We wandered the rest of the grounds which were dedicated to gravesites than enlightening tranquility. Kait looked for a yew tree or something to little success and we descended a staircase sheltered with tall bamboo stalks into the rose garden. And, in Kait’s own words, “I don’t like rose gardens.”
There was a heart shaped fountain which, if you prayed before it, you got good luck or a healthy sex life or something. Really, the reason we were stopping at every spot was because Kait was looking for the fabled location where we could make our own rosaries. We finally found a hall with several shoes in boxes outside and what looked suspiciously like groups of tourists crouched on the floor and poking in boxes. Of course, there wasn’t any English, so Kait fretted and dithered, unsure whether she should ask or whether we should just leave altogether.
She eventually decided to enquire over the thirty dollar bracelet option. She poked her head inside, prompting a worker to shuffle nervously over. When it was clear Kait was only going to be speaking English, the younger worker was waved over and we were brought to a corner of the room. There, we were to measure our wrists against a pile of sample bracelets. I didn’t know this at the time but Buddhist rosaries come in specific bead sets. Typically they’re a denomination of 108 unless you have weird wrists like mine then there’s an option to settle for twenty-two beads and consider it close enough. Once sized, we were instructed to pick out a central bead that would be unique from the others. Then we had to pick two small beads that had to match but, once again, had to be unique to everything else. After that, we were given free reign to design our rosaries however we want.
Kait elected for a subtle orange and black design. I initially was tempted towards the darker colours–which surely comes as a surprise to everyone. However, I decided that I should try something different. I picked up the white stones veined with grey striations and attempted to make something pleasing to the eye that would also not be all gloomy. Kait wrapped hers up while I was still poking and prodding over half my design. Invariably, I roped her into assisting since she has loads of experience doing crafty stuff. Surely, I reasoned, that would mean she had a good head for colour balance.
The consequence of my nagging, however, meant that Kait forgot to take photos of the activity. Eventually, I settled on a combination I could live with. It wasn’t brilliant but at this time my legs were killing me as we were sitting in seiza since neither of us wanted to stand out amongst the others dutifully making their own buddhist bracelet. So, knees cracking as we stood, we shuffled to the small table where one of the workers sat. She tied and glued them together and rang our purchase. Then she waved over the older woman who, surprisingly, worked through the meaning of the bracelets as best she could in English. It wasn’t… the most coherent but Kait at least understood that she was naming which stones and giving a general idea of what they convened. I discovered that the more different types of stones you slapped on your string, the more positive benefits you apparently would receive.

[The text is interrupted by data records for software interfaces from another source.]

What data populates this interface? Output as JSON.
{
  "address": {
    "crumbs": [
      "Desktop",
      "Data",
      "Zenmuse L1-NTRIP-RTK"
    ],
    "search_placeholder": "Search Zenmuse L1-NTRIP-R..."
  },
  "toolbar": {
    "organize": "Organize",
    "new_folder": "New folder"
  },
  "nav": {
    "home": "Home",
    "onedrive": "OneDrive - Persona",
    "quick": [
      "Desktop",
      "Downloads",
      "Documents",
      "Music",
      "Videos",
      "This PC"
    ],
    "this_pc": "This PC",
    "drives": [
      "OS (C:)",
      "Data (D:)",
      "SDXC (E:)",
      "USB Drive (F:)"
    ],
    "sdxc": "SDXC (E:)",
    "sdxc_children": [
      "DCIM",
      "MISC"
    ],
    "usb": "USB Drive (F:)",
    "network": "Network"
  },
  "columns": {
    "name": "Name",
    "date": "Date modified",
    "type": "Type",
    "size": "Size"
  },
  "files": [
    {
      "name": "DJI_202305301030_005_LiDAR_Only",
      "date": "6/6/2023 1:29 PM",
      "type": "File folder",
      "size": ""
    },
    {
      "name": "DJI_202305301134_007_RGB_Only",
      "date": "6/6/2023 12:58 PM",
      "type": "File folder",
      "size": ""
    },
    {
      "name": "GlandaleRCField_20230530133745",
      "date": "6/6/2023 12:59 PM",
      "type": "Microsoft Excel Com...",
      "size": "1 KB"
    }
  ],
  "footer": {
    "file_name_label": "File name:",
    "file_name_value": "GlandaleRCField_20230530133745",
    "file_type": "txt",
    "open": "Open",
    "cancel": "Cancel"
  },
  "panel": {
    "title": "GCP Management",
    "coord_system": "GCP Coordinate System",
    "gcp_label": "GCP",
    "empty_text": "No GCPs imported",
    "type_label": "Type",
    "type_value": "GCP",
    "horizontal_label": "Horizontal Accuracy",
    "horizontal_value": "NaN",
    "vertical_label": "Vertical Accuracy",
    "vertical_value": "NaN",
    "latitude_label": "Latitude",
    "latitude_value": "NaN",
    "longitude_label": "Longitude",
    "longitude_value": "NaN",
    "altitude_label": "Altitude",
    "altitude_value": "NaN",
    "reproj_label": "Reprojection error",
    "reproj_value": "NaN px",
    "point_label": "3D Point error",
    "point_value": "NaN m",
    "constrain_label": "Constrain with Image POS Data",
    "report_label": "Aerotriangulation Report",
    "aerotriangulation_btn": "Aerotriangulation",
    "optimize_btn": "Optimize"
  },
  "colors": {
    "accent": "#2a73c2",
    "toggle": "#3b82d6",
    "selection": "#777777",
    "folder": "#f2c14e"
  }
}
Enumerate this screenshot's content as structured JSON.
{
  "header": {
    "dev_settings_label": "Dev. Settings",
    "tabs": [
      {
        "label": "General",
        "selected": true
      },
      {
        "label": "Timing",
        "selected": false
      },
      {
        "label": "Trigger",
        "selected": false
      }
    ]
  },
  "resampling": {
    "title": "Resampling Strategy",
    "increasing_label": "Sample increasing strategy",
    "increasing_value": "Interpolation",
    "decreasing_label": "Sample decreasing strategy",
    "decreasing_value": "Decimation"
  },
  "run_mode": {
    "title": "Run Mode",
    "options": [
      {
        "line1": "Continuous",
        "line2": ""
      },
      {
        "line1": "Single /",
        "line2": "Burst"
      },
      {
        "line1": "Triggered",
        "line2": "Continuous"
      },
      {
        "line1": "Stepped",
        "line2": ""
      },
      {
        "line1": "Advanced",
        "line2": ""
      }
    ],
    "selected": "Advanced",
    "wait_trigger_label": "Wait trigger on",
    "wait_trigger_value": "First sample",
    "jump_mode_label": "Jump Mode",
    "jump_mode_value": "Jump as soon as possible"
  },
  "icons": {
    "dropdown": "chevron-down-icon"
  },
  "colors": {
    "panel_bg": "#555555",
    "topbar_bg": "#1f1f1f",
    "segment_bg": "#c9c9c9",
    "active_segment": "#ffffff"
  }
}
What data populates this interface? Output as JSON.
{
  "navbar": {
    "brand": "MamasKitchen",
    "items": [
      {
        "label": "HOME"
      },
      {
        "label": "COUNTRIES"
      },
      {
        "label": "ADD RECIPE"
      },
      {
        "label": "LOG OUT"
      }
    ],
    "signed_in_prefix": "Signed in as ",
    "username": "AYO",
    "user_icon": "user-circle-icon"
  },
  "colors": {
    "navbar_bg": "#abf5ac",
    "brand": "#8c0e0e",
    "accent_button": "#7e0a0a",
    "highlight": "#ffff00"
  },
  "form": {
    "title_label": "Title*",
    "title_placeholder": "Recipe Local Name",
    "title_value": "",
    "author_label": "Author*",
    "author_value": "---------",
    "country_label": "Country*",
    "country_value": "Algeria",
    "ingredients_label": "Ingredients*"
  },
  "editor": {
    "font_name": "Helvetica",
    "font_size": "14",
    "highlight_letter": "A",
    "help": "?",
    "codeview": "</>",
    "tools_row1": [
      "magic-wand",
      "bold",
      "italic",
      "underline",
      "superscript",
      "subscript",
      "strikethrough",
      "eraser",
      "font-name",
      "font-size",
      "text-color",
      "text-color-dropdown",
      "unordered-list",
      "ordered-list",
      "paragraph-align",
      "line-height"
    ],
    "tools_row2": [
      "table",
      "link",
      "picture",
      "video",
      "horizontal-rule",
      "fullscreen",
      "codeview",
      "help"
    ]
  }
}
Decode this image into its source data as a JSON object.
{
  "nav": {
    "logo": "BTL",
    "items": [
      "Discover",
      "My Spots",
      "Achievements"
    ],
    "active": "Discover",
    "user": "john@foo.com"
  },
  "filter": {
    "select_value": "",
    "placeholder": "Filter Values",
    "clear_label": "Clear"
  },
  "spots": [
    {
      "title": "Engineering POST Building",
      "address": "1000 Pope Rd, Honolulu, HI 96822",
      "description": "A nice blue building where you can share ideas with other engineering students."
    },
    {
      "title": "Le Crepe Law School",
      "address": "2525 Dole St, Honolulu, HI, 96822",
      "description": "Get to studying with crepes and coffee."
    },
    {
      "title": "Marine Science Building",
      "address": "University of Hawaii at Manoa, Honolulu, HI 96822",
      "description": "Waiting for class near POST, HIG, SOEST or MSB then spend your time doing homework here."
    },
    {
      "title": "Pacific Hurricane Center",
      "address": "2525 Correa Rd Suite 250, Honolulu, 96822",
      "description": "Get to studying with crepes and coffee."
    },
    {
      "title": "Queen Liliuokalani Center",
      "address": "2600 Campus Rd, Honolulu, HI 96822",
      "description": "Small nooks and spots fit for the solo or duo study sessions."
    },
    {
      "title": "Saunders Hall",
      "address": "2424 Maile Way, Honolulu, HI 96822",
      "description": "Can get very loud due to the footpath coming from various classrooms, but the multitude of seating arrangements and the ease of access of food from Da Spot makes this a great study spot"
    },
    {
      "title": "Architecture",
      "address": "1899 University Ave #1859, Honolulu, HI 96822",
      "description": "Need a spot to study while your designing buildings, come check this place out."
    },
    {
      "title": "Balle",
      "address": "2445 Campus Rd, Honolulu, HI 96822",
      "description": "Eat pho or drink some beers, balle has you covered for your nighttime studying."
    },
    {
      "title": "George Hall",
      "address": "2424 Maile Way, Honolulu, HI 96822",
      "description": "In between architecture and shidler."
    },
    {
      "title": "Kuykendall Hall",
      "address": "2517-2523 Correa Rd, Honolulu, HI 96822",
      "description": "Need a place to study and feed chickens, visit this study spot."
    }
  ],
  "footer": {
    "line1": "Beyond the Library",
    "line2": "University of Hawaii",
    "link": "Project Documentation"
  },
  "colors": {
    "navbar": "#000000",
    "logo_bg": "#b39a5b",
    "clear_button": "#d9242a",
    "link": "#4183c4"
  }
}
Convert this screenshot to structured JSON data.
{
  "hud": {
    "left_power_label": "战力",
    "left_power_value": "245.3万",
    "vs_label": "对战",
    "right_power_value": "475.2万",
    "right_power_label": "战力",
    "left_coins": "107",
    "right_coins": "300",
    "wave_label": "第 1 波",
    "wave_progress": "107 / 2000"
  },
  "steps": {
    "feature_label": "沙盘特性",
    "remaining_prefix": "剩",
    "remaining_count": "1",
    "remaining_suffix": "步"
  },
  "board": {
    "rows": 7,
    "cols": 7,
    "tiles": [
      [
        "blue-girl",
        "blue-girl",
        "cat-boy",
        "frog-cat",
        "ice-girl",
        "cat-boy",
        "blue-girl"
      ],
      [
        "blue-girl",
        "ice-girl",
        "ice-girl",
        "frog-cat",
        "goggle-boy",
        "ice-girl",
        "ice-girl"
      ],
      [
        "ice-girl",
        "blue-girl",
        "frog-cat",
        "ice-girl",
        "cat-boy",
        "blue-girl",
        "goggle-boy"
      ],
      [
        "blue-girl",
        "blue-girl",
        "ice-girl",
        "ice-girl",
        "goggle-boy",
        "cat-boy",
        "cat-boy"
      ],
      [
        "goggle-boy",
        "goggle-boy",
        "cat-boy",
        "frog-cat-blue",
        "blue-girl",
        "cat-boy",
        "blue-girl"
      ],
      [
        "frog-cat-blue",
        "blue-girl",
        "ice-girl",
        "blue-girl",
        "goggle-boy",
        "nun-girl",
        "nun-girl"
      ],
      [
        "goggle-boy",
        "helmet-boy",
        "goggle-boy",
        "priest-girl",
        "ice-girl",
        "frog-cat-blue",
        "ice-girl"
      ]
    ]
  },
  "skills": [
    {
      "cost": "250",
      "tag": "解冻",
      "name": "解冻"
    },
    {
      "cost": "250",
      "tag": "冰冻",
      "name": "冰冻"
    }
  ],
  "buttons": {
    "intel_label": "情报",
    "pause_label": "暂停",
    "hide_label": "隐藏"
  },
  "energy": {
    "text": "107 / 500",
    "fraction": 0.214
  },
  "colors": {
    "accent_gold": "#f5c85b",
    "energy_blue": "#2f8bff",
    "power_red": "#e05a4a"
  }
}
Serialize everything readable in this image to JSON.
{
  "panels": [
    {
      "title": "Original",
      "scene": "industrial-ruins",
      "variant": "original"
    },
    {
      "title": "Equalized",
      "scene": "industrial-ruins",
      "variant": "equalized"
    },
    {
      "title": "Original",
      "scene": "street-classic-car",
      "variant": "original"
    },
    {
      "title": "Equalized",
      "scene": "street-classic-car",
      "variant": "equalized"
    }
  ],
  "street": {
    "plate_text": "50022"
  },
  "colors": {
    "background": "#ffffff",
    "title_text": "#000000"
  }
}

So, while Kait and I both shared good business fortune, I was also blessed with better health and two kinds of stress and anxiety free living!
Woohoo, Kevin wins again!
So if you ever end up in Entsu-in (which I would recommend since, as I commented to the old lady in a kimono who stopped us on the way out, the garden is very lovely) and you elect to make your own bracelet, try to slip as many coloured beads as you can around your wrist. It may look gaudy but at least the universe will smile on you!
And despite our Scottish nature, Kait was all grins leaving the temple with the rosaries in hand. They certainly made a unique souvenir!